(ENTRIES PROVIDED)

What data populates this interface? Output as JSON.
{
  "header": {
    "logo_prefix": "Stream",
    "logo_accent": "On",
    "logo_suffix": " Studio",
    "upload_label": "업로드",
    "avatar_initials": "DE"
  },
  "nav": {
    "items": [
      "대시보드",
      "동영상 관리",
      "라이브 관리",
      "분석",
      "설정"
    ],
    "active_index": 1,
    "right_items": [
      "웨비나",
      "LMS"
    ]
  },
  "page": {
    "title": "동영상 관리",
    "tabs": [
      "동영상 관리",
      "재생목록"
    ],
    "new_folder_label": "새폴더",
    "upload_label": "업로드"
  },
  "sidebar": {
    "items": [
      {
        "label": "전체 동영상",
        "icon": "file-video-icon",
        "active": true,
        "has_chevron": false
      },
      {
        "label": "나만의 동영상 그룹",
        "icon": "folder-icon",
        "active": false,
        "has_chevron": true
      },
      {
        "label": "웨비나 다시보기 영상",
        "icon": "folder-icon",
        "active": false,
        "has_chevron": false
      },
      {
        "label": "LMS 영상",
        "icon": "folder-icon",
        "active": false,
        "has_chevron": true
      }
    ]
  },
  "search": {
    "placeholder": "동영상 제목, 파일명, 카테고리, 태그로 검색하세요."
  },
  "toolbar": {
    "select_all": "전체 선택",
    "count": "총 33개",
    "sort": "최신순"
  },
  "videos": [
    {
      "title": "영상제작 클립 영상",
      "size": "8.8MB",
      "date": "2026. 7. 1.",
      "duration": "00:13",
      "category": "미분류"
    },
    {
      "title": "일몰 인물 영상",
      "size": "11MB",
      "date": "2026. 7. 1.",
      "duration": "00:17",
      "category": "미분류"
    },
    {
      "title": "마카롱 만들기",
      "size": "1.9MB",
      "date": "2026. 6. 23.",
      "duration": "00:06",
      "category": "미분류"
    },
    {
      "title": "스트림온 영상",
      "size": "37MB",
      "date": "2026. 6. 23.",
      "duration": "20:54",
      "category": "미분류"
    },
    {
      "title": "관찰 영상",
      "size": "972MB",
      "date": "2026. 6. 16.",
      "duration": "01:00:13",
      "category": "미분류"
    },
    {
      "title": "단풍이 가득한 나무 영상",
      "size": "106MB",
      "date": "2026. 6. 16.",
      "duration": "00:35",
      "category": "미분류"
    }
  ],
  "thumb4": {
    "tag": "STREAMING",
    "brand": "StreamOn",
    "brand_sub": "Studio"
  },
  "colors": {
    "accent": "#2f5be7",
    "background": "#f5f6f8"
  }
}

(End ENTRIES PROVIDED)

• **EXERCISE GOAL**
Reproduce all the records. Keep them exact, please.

• **SOLUTION BELOW**
What data populates this interface? Output as JSON.
{
  "header": {
    "logo_prefix": "Stream",
    "logo_accent": "On",
    "logo_suffix": " Studio",
    "upload_label": "업로드",
    "avatar_initials": "DE"
  },
  "nav": {
    "items": [
      "대시보드",
      "동영상 관리",
      "라이브 관리",
      "분석",
      "설정"
    ],
    "active_index": 1,
    "right_items": [
      "웨비나",
      "LMS"
    ]
  },
  "page": {
    "title": "동영상 관리",
    "tabs": [
      "동영상 관리",
      "재생목록"
    ],
    "new_folder_label": "새폴더",
    "upload_label": "업로드"
  },
  "sidebar": {
    "items": [
      {
        "label": "전체 동영상",
        "icon": "file-video-icon",
        "active": true,
        "has_chevron": false
      },
      {
        "label": "나만의 동영상 그룹",
        "icon": "folder-icon",
        "active": false,
        "has_chevron": true
      },
      {
        "label": "웨비나 다시보기 영상",
        "icon": "folder-icon",
        "active": false,
        "has_chevron": false
      },
      {
        "label": "LMS 영상",
        "icon": "folder-icon",
        "active": false,
        "has_chevron": true
      }
    ]
  },
  "search": {
    "placeholder": "동영상 제목, 파일명, 카테고리, 태그로 검색하세요."
  },
  "toolbar": {
    "select_all": "전체 선택",
    "count": "총 33개",
    "sort": "최신순"
  },
  "videos": [
    {
      "title": "영상제작 클립 영상",
      "size": "8.8MB",
      "date": "2026. 7. 1.",
      "duration": "00:13",
      "category": "미분류"
    },
    {
      "title": "일몰 인물 영상",
      "size": "11MB",
      "date": "2026. 7. 1.",
      "duration": "00:17",
      "category": "미분류"
    },
    {
      "title": "마카롱 만들기",
      "size": "1.9MB",
      "date": "2026. 6. 23.",
      "duration": "00:06",
      "category": "미분류"
    },
    {
      "title": "스트림온 영상",
      "size": "37MB",
      "date": "2026. 6. 23.",
      "duration": "20:54",
      "category": "미분류"
    },
    {
      "title": "관찰 영상",
      "size": "972MB",
      "date": "2026. 6. 16.",
      "duration": "01:00:13",
      "category": "미분류"
    },
    {
      "title": "단풍이 가득한 나무 영상",
      "size": "106MB",
      "date": "2026. 6. 16.",
      "duration": "00:35",
      "category": "미분류"
    }
  ],
  "thumb4": {
    "tag": "STREAMING",
    "brand": "StreamOn",
    "brand_sub": "Studio"
  },
  "colors": {
    "accent": "#2f5be7",
    "background": "#f5f6f8"
  }
}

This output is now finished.